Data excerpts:
——
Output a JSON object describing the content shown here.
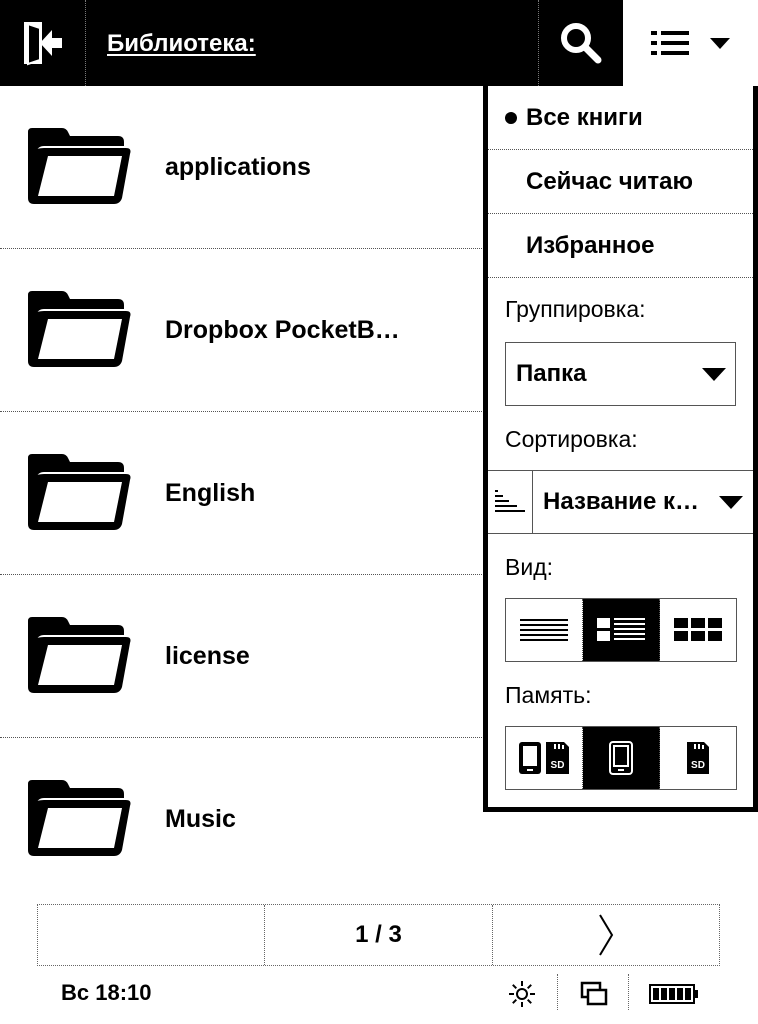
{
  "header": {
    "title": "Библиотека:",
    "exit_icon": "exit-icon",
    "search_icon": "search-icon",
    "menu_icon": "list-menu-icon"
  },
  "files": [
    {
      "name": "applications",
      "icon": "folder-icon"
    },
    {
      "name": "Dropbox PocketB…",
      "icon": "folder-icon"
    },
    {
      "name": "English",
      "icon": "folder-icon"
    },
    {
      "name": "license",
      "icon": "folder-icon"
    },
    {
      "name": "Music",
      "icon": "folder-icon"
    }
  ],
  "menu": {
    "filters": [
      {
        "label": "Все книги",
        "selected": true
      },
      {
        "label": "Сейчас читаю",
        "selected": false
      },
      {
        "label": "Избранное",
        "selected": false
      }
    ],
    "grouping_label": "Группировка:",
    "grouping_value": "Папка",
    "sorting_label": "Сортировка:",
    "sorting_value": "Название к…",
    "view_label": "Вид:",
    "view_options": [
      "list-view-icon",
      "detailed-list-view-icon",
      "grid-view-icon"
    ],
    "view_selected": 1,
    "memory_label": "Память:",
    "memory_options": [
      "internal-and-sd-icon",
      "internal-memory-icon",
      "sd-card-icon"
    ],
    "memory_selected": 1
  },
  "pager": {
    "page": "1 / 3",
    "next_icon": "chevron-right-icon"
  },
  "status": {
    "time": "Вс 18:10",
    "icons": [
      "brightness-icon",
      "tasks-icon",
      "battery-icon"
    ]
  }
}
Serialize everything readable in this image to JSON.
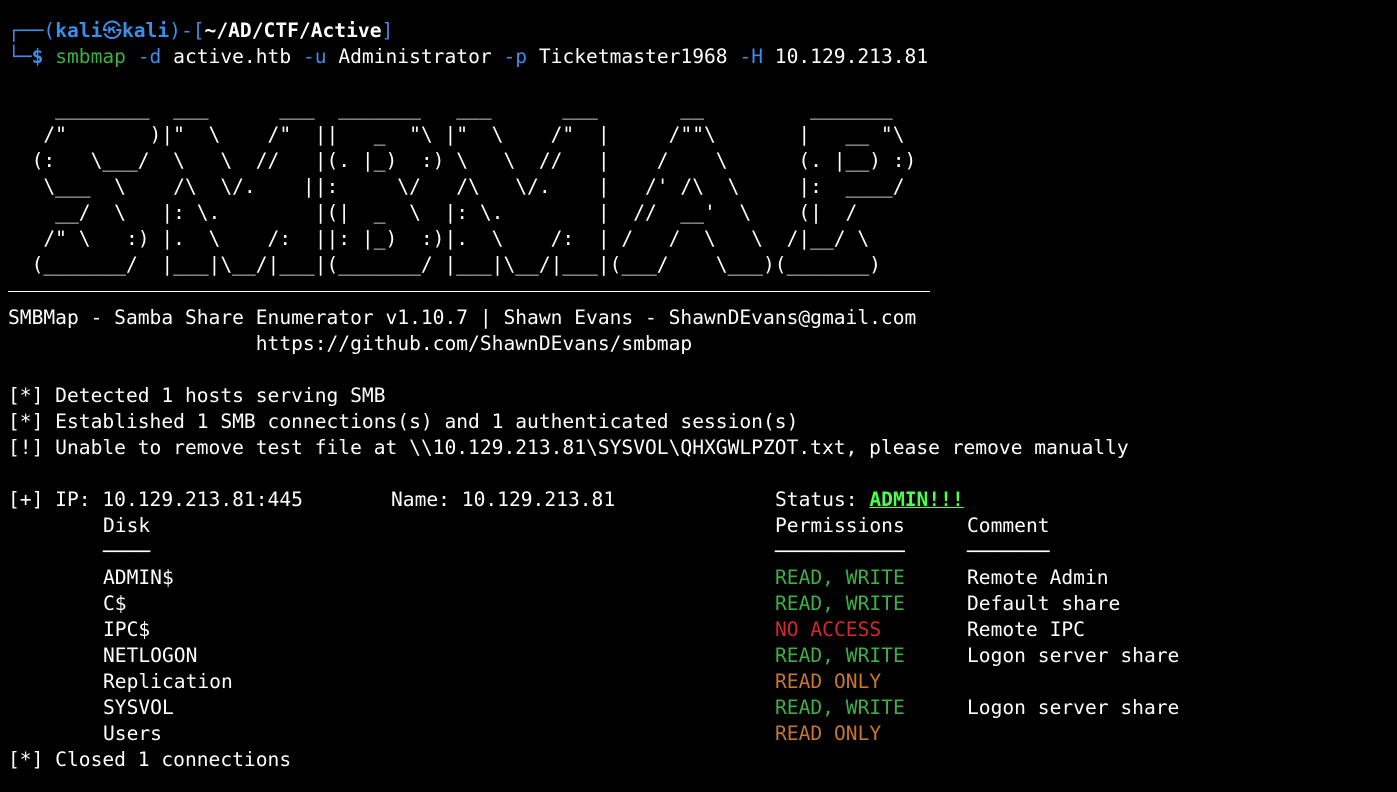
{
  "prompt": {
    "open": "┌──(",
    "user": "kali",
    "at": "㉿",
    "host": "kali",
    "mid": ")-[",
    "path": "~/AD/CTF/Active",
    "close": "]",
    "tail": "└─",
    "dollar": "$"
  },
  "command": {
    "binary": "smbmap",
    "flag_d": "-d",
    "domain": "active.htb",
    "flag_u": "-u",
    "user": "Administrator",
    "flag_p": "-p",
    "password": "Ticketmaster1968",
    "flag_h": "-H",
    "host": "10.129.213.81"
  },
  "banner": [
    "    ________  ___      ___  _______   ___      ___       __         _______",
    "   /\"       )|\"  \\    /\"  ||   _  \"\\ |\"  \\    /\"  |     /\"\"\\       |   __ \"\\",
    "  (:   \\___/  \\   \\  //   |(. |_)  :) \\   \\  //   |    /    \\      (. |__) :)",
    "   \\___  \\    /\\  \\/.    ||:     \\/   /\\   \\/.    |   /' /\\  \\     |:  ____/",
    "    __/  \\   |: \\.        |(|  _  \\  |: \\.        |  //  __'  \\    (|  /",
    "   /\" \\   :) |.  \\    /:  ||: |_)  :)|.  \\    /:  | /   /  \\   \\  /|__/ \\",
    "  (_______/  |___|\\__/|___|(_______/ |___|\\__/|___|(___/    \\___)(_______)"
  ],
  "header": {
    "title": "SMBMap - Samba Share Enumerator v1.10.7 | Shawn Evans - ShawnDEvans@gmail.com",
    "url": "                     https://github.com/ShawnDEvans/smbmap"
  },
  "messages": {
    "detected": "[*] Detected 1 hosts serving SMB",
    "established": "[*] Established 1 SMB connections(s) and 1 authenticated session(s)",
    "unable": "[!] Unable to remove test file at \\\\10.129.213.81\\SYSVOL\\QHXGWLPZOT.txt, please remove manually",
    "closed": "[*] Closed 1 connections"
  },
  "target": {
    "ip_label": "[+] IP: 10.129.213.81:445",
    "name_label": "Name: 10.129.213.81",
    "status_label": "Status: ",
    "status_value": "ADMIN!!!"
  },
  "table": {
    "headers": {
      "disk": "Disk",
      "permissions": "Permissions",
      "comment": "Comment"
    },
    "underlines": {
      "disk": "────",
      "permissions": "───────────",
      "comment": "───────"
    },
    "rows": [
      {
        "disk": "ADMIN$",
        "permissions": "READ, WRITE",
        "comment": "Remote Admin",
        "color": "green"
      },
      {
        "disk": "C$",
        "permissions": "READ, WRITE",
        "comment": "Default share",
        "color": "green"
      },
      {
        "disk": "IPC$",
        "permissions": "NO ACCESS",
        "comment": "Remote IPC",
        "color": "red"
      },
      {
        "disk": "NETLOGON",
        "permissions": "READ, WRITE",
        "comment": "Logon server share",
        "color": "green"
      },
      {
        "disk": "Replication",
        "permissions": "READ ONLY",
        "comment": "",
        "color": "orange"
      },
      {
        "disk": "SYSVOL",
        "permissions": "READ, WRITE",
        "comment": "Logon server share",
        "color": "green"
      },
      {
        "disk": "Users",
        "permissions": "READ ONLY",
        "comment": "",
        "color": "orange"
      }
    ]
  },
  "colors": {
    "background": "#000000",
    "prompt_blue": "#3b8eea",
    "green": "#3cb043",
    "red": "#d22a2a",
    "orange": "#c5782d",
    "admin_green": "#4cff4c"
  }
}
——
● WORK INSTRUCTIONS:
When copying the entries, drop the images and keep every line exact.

● SOLUTION FOR THIS EXERCISE:
Output a JSON object describing the content shown here.
{
  "header": {
    "title": "Библиотека:",
    "exit_icon": "exit-icon",
    "search_icon": "search-icon",
    "menu_icon": "list-menu-icon"
  },
  "files": [
    {
      "name": "applications",
      "icon": "folder-icon"
    },
    {
      "name": "Dropbox PocketB…",
      "icon": "folder-icon"
    },
    {
      "name": "English",
      "icon": "folder-icon"
    },
    {
      "name": "license",
      "icon": "folder-icon"
    },
    {
      "name": "Music",
      "icon": "folder-icon"
    }
  ],
  "menu": {
    "filters": [
      {
        "label": "Все книги",
        "selected": true
      },
      {
        "label": "Сейчас читаю",
        "selected": false
      },
      {
        "label": "Избранное",
        "selected": false
      }
    ],
    "grouping_label": "Группировка:",
    "grouping_value": "Папка",
    "sorting_label": "Сортировка:",
    "sorting_value": "Название к…",
    "view_label": "Вид:",
    "view_options": [
      "list-view-icon",
      "detailed-list-view-icon",
      "grid-view-icon"
    ],
    "view_selected": 1,
    "memory_label": "Память:",
    "memory_options": [
      "internal-and-sd-icon",
      "internal-memory-icon",
      "sd-card-icon"
    ],
    "memory_selected": 1
  },
  "pager": {
    "page": "1 / 3",
    "next_icon": "chevron-right-icon"
  },
  "status": {
    "time": "Вс 18:10",
    "icons": [
      "brightness-icon",
      "tasks-icon",
      "battery-icon"
    ]
  }
}
Serialize everything readable in this image to JSON.
{
  "prompt": {
    "open": "┌──(",
    "user": "kali",
    "at": "㉿",
    "host": "kali",
    "mid": ")-[",
    "path": "~/AD/CTF/Active",
    "close": "]",
    "tail": "└─",
    "dollar": "$"
  },
  "command": {
    "binary": "smbmap",
    "flag_d": "-d",
    "domain": "active.htb",
    "flag_u": "-u",
    "user": "Administrator",
    "flag_p": "-p",
    "password": "Ticketmaster1968",
    "flag_h": "-H",
    "host": "10.129.213.81"
  },
  "banner": [
    "    ________  ___      ___  _______   ___      ___       __         _______",
    "   /\"       )|\"  \\    /\"  ||   _  \"\\ |\"  \\    /\"  |     /\"\"\\       |   __ \"\\",
    "  (:   \\___/  \\   \\  //   |(. |_)  :) \\   \\  //   |    /    \\      (. |__) :)",
    "   \\___  \\    /\\  \\/.    ||:     \\/   /\\   \\/.    |   /' /\\  \\     |:  ____/",
    "    __/  \\   |: \\.        |(|  _  \\  |: \\.        |  //  __'  \\    (|  /",
    "   /\" \\   :) |.  \\    /:  ||: |_)  :)|.  \\    /:  | /   /  \\   \\  /|__/ \\",
    "  (_______/  |___|\\__/|___|(_______/ |___|\\__/|___|(___/    \\___)(_______)"
  ],
  "header": {
    "title": "SMBMap - Samba Share Enumerator v1.10.7 | Shawn Evans - ShawnDEvans@gmail.com",
    "url": "                     https://github.com/ShawnDEvans/smbmap"
  },
  "messages": {
    "detected": "[*] Detected 1 hosts serving SMB",
    "established": "[*] Established 1 SMB connections(s) and 1 authenticated session(s)",
    "unable": "[!] Unable to remove test file at \\\\10.129.213.81\\SYSVOL\\QHXGWLPZOT.txt, please remove manually",
    "closed": "[*] Closed 1 connections"
  },
  "target": {
    "ip_label": "[+] IP: 10.129.213.81:445",
    "name_label": "Name: 10.129.213.81",
    "status_label": "Status: ",
    "status_value": "ADMIN!!!"
  },
  "table": {
    "headers": {
      "disk": "Disk",
      "permissions": "Permissions",
      "comment": "Comment"
    },
    "underlines": {
      "disk": "────",
      "permissions": "───────────",
      "comment": "───────"
    },
    "rows": [
      {
        "disk": "ADMIN$",
        "permissions": "READ, WRITE",
        "comment": "Remote Admin",
        "color": "green"
      },
      {
        "disk": "C$",
        "permissions": "READ, WRITE",
        "comment": "Default share",
        "color": "green"
      },
      {
        "disk": "IPC$",
        "permissions": "NO ACCESS",
        "comment": "Remote IPC",
        "color": "red"
      },
      {
        "disk": "NETLOGON",
        "permissions": "READ, WRITE",
        "comment": "Logon server share",
        "color": "green"
      },
      {
        "disk": "Replication",
        "permissions": "READ ONLY",
        "comment": "",
        "color": "orange"
      },
      {
        "disk": "SYSVOL",
        "permissions": "READ, WRITE",
        "comment": "Logon server share",
        "color": "green"
      },
      {
        "disk": "Users",
        "permissions": "READ ONLY",
        "comment": "",
        "color": "orange"
      }
    ]
  },
  "colors": {
    "background": "#000000",
    "prompt_blue": "#3b8eea",
    "green": "#3cb043",
    "red": "#d22a2a",
    "orange": "#c5782d",
    "admin_green": "#4cff4c"
  }
}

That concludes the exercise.